In the end, we each had to choose which narrative to believe, to presuppose it, and then use it as a lens to examine everything else we heard. I chose to believe that the Syrian government was full of it, because it fit my political worldview. Emmanuel chose to believe his government, because as a minority, he saw the government as a source of protection, and badly wanted Syria to stay stable and peaceful.

Emmanuel was right about one thing: the BBC and Al-Jazeera got at least some things wrong. About four weeks into the protests, I went to visit a friend working in Hesseke, a town in northeastern Syria. That Friday afternoon, April 1, we walked all around the town (it wasn’t very big). We ate lunch, saw all the parks, and walked to some of the archeological sites. It a typical lazy day of prayer in Syria. Not many people were out. Traffic was light. We chatted and joked with some of the locals and soldiers we met on the street. Then we went back to his flat to cook dinner. When we got there, I got a frantic phone call from “Sadiiq” another Syrian friend of mine. “Joel, are you all right, man?” he asked.

“Yes, Sadiiq, I’m fine.”

“But there are huge protests in Hesseke! It’s on the BBC!”

“No…there’s nothing. We were just outside. We walked around the whole town!”

Later, my friend and I talked to one of his English-speaking friends, who told us that it was rumored that fifty men had gathered for about fifteen minutes outside the main mosque in Hesseke after prayers. This was reported as a “major protest” in the international media.

There were many events that neither narrative could adequately account for. State TV ran footage from the funerals of soldiers murdered by the “terrorists” (complete with music from The Lord of the Rings playing in the background). Were these funerals faked, and the soldiers merely invented? Were they shot by the government for refusing to fire on civilians, as the opposition claimed? Were there genuinely armed gangs inside the country with the power to attack the Syrian army? Who was attacking cars on the road from Beirut to Aleppo at night? The government, trying to sow instability and create a justification for its own crackdown? The pro-government mafia, known as the Shabiha, unleashed at last? Terrorists, trying to start sectarian troubles? No matter what you believe, you sound awfully paranoid.
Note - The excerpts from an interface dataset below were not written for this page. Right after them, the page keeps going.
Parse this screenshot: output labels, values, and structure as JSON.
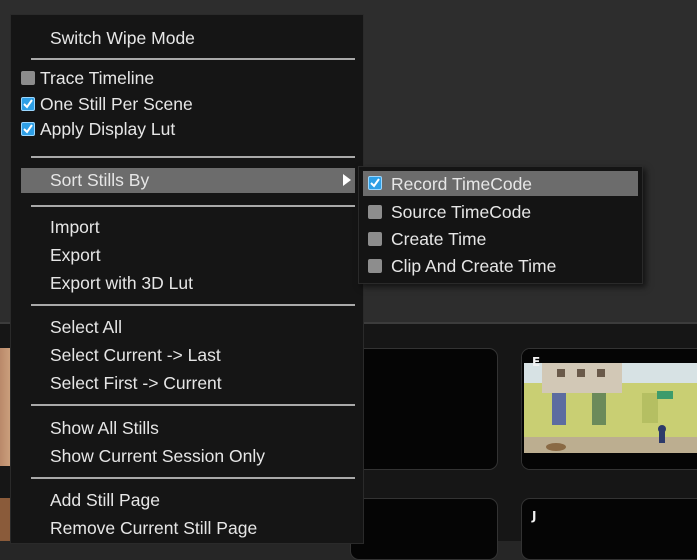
{
  "menu": {
    "switch_wipe": "Switch Wipe Mode",
    "toggles": [
      {
        "label": "Trace Timeline",
        "checked": false
      },
      {
        "label": "One Still Per Scene",
        "checked": true
      },
      {
        "label": "Apply Display Lut",
        "checked": true
      }
    ],
    "sort_stills": "Sort Stills By",
    "file_items": [
      "Import",
      "Export",
      "Export with 3D Lut"
    ],
    "select_items": [
      "Select All",
      "Select Current -> Last",
      "Select First -> Current"
    ],
    "show_items": [
      "Show All Stills",
      "Show Current Session Only"
    ],
    "page_items": [
      "Add Still Page",
      "Remove Current Still Page"
    ]
  },
  "submenu": {
    "options": [
      {
        "label": "Record TimeCode",
        "checked": true
      },
      {
        "label": "Source TimeCode",
        "checked": false
      },
      {
        "label": "Create Time",
        "checked": false
      },
      {
        "label": "Clip And Create Time",
        "checked": false
      }
    ]
  },
  "gallery": {
    "thumb_labels": [
      "E",
      "J"
    ]
  },
  "colors": {
    "menu_bg": "#151515",
    "highlight": "#6c6c6c",
    "checkbox_on": "#2e9fe6",
    "checkbox_off": "#8d8d8d",
    "text": "#e6e6e6"
  },
  "icons": {
    "submenu_arrow": "triangle-right-icon",
    "checked": "checkbox-checked-icon",
    "unchecked": "checkbox-unchecked-icon"
  }
}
A more recent example: The Syrian government claims that last weekend, 120 of their soldiers were killed by armed gangs in the northwestern town of Jisr al-Shughour. What happened there? An army mutiny? A government-directed purge, which is now being attributed to these seemingly omnipresent "armed gangs"? An attack by armed Islamists? A foreign attack? Desperate, enraged Syrian civilians striking back at the government at long last? At this point, I have no problem believing any of these scenarios.

In cases like these, reaching the truth isn't merely a matter of disbelieving the Syrian government. Once we throw out the official version, there's no way to answer the question, "What happened?" We are adrift in an ocean of ignorance, without landmarks or bearings. It's the ultimate existential crisis.

Now that refugees have begun flooding out of Syria into Lebanon and Turkey and sharing their stories, we have another stream of information to draw upon. But anyone following the events in Syria has to be aware that, until and unless the Assad regime falls, the reality of events inside Syria must remain a mystery - not only to us, but to the Syrian people. The Assad regime has successfully deprived its opponents of a common reality to operate in. Considering that these opponents may soon be the new power brokers of Syria, that's a pretty terrifying thought.

Check out this page at the Syrian Arab News Agency's website for a glimpse into the regime's alternate reality: The Reality of Events.

Thursday, June 2, 2011

More pictures than any reasonable person would ever take the time to look at

...are now posted on my Picasa page! Knock yourself out.

Bosra, Syria, once the capital of Roman Arabia.



Shabha, Syria, the town of Philip, the Arab emperor of Rome.



Byblos, Lebanon.



Tyre, Lebanon.




Sidon, Lebanon.




Hezbollah's "Resistance Tourist Landmark" in the Chouf Mountains of Lebanon.



Beirut, Lebanon.



Coming soon: a "best of" folder, and some commentary on Syria's Arab Spring.